Dataset entries:
==*==

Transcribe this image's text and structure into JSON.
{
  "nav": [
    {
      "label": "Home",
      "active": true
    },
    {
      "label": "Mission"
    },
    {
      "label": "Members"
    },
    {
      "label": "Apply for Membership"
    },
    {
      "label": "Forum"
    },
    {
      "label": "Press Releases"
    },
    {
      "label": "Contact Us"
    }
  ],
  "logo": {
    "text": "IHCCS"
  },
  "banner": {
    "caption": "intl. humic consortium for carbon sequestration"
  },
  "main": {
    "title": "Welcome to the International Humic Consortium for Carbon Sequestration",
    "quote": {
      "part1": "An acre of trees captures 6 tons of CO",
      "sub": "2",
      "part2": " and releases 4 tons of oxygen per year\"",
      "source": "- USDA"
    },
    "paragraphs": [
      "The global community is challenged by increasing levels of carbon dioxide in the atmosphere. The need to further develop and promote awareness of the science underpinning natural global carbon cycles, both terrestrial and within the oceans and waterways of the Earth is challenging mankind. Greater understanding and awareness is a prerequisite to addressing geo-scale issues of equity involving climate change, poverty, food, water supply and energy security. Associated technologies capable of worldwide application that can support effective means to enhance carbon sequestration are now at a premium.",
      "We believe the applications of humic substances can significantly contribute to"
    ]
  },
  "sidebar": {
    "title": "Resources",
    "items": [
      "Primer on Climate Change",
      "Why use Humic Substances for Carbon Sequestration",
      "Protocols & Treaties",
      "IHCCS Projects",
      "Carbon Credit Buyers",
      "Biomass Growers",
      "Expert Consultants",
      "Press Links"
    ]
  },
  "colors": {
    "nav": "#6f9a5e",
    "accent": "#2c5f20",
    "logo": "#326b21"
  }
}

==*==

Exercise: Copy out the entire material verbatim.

Expected output:
Transcribe this image's text and structure into JSON.
{
  "nav": [
    {
      "label": "Home",
      "active": true
    },
    {
      "label": "Mission"
    },
    {
      "label": "Members"
    },
    {
      "label": "Apply for Membership"
    },
    {
      "label": "Forum"
    },
    {
      "label": "Press Releases"
    },
    {
      "label": "Contact Us"
    }
  ],
  "logo": {
    "text": "IHCCS"
  },
  "banner": {
    "caption": "intl. humic consortium for carbon sequestration"
  },
  "main": {
    "title": "Welcome to the International Humic Consortium for Carbon Sequestration",
    "quote": {
      "part1": "An acre of trees captures 6 tons of CO",
      "sub": "2",
      "part2": " and releases 4 tons of oxygen per year\"",
      "source": "- USDA"
    },
    "paragraphs": [
      "The global community is challenged by increasing levels of carbon dioxide in the atmosphere. The need to further develop and promote awareness of the science underpinning natural global carbon cycles, both terrestrial and within the oceans and waterways of the Earth is challenging mankind. Greater understanding and awareness is a prerequisite to addressing geo-scale issues of equity involving climate change, poverty, food, water supply and energy security. Associated technologies capable of worldwide application that can support effective means to enhance carbon sequestration are now at a premium.",
      "We believe the applications of humic substances can significantly contribute to"
    ]
  },
  "sidebar": {
    "title": "Resources",
    "items": [
      "Primer on Climate Change",
      "Why use Humic Substances for Carbon Sequestration",
      "Protocols & Treaties",
      "IHCCS Projects",
      "Carbon Credit Buyers",
      "Biomass Growers",
      "Expert Consultants",
      "Press Links"
    ]
  },
  "colors": {
    "nav": "#6f9a5e",
    "accent": "#2c5f20",
    "logo": "#326b21"
  }
}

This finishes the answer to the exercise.